There were no significant differences in minor complications between the two groups and there were no serious adverse events recorded during the study. Of note, the two groups were comparable with regard to basic characteristics without significant differences, except the TXA group had a significantly higher percentage of patients with a history of epistaxis (58.1% to 13.6%).
This study concludes that the injectable form of TXA, when applied topically, may be a superior treatment to their “usual” anterior nasal packing for idiopathic anterior epistaxis. The authors describe some of their study’s limitations, including their inability to be truly blinded due to the practical difference in the two nasal packing therapies, as well as their exclusion of posterior epistaxis. They also mention the fact that they did not stratify the severity of anterior epistaxis and acknowledge this shortcoming as a limitation.
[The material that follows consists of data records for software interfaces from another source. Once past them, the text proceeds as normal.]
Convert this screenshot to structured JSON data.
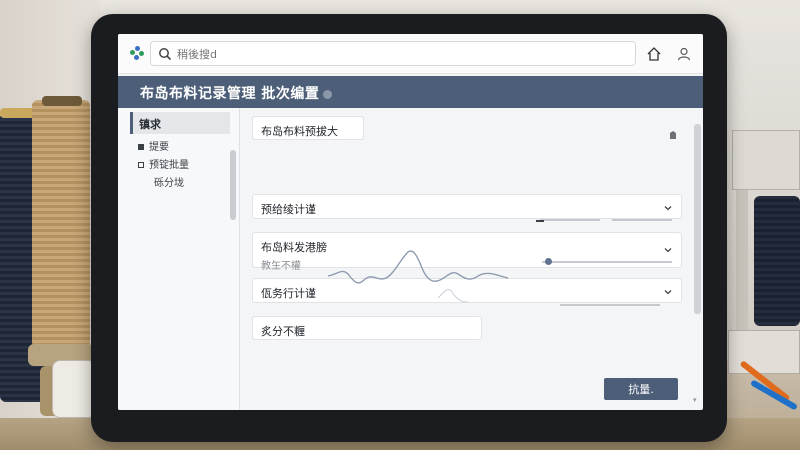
{
  "browser": {
    "search_placeholder": "稍後搜d"
  },
  "header": {
    "title": "布岛布料记录管理 批次编置"
  },
  "sidebar": {
    "active": "镇求",
    "items": [
      {
        "label": "提要"
      },
      {
        "label": "预锭批量"
      },
      {
        "label": "砾分垅"
      }
    ]
  },
  "main": {
    "top_button": "布岛布料预拔大",
    "rows": [
      {
        "label": "预给绫计谨"
      },
      {
        "label": "布岛料发港膀",
        "sub": "教玍不權"
      },
      {
        "label": "佤务行计谨"
      },
      {
        "label": "炙分不糎"
      }
    ],
    "primary_button": "抗量."
  },
  "colors": {
    "header_bg": "#4d5f78",
    "accent": "#4d5f78"
  },
  "icons": {
    "logo": "app-logo-icon",
    "search": "search-icon",
    "home": "home-icon",
    "user": "user-icon",
    "expand": "chevron-down-icon"
  }
}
However, the significant, but subtle difference in their patient demographics, with the TXA group containing a much larger percentage of patients with a history of epistaxis(as mentioned above), suggests a possible difference in epistaxis severity and etiology between their two randomized groups.
In regards to practical application of this study to our patient population and our regular practice, I concur that topical TXA may be a promising treatment option for epistaxis. However, their “usual” anterior nasal packing may not be the standard of practice for every emergency physician, with topical alpha agonists (oxymetazoline), cocaine, silver nitrate, surgicel, and nasal tampons(rhino rocket) all evidence-based therapies. Additional studies comparing TXA to some of these therapies could further establish TXA as viable alternative or even as an adjunct. Finally, this study chose to exclude various higher risk attributes and etiologies of epistaxis, but the speed and simplicity of topical TXA suggests that TXA may be ideal as either the first-line treatment of as an adjunct for these exact situations, with further studies likely indicated.